Collected data:
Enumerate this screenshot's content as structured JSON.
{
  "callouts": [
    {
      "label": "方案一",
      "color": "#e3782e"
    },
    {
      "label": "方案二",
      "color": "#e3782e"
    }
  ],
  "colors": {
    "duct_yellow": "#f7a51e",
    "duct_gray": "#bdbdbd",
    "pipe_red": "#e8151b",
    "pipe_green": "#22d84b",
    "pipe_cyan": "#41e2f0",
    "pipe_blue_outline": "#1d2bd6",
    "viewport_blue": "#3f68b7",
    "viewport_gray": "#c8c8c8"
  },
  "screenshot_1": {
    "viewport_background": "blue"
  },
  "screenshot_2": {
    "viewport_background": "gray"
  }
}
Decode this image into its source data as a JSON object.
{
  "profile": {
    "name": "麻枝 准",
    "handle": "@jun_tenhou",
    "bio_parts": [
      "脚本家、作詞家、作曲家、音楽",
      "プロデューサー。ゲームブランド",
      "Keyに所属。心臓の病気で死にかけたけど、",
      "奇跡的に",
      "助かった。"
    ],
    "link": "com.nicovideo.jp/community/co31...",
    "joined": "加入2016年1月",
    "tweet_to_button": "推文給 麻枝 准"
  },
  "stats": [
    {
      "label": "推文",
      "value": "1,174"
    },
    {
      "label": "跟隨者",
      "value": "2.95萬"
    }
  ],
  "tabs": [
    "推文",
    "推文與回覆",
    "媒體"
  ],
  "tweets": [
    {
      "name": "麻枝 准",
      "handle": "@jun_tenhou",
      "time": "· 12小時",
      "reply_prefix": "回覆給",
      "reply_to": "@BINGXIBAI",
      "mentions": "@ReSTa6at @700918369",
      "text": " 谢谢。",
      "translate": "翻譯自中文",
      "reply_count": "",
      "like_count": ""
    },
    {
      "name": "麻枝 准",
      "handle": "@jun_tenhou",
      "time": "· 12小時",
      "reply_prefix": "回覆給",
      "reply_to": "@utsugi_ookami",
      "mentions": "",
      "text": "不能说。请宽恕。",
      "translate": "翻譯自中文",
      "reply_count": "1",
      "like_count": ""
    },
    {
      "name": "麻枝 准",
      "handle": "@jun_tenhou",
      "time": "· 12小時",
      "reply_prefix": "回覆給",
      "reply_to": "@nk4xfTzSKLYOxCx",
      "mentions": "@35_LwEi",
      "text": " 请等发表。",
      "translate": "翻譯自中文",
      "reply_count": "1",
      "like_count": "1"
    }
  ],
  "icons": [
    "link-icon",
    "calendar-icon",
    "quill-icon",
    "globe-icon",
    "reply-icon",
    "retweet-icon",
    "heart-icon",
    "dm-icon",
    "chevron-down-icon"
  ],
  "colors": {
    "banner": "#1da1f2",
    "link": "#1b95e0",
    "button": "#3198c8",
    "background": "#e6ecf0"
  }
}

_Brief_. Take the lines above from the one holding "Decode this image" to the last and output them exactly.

_The completed task_.
Decode this image into its source data as a JSON object.
{
  "profile": {
    "name": "麻枝 准",
    "handle": "@jun_tenhou",
    "bio_parts": [
      "脚本家、作詞家、作曲家、音楽",
      "プロデューサー。ゲームブランド",
      "Keyに所属。心臓の病気で死にかけたけど、",
      "奇跡的に",
      "助かった。"
    ],
    "link": "com.nicovideo.jp/community/co31...",
    "joined": "加入2016年1月",
    "tweet_to_button": "推文給 麻枝 准"
  },
  "stats": [
    {
      "label": "推文",
      "value": "1,174"
    },
    {
      "label": "跟隨者",
      "value": "2.95萬"
    }
  ],
  "tabs": [
    "推文",
    "推文與回覆",
    "媒體"
  ],
  "tweets": [
    {
      "name": "麻枝 准",
      "handle": "@jun_tenhou",
      "time": "· 12小時",
      "reply_prefix": "回覆給",
      "reply_to": "@BINGXIBAI",
      "mentions": "@ReSTa6at @700918369",
      "text": " 谢谢。",
      "translate": "翻譯自中文",
      "reply_count": "",
      "like_count": ""
    },
    {
      "name": "麻枝 准",
      "handle": "@jun_tenhou",
      "time": "· 12小時",
      "reply_prefix": "回覆給",
      "reply_to": "@utsugi_ookami",
      "mentions": "",
      "text": "不能说。请宽恕。",
      "translate": "翻譯自中文",
      "reply_count": "1",
      "like_count": ""
    },
    {
      "name": "麻枝 准",
      "handle": "@jun_tenhou",
      "time": "· 12小時",
      "reply_prefix": "回覆給",
      "reply_to": "@nk4xfTzSKLYOxCx",
      "mentions": "@35_LwEi",
      "text": " 请等发表。",
      "translate": "翻譯自中文",
      "reply_count": "1",
      "like_count": "1"
    }
  ],
  "icons": [
    "link-icon",
    "calendar-icon",
    "quill-icon",
    "globe-icon",
    "reply-icon",
    "retweet-icon",
    "heart-icon",
    "dm-icon",
    "chevron-down-icon"
  ],
  "colors": {
    "banner": "#1da1f2",
    "link": "#1b95e0",
    "button": "#3198c8",
    "background": "#e6ecf0"
  }
}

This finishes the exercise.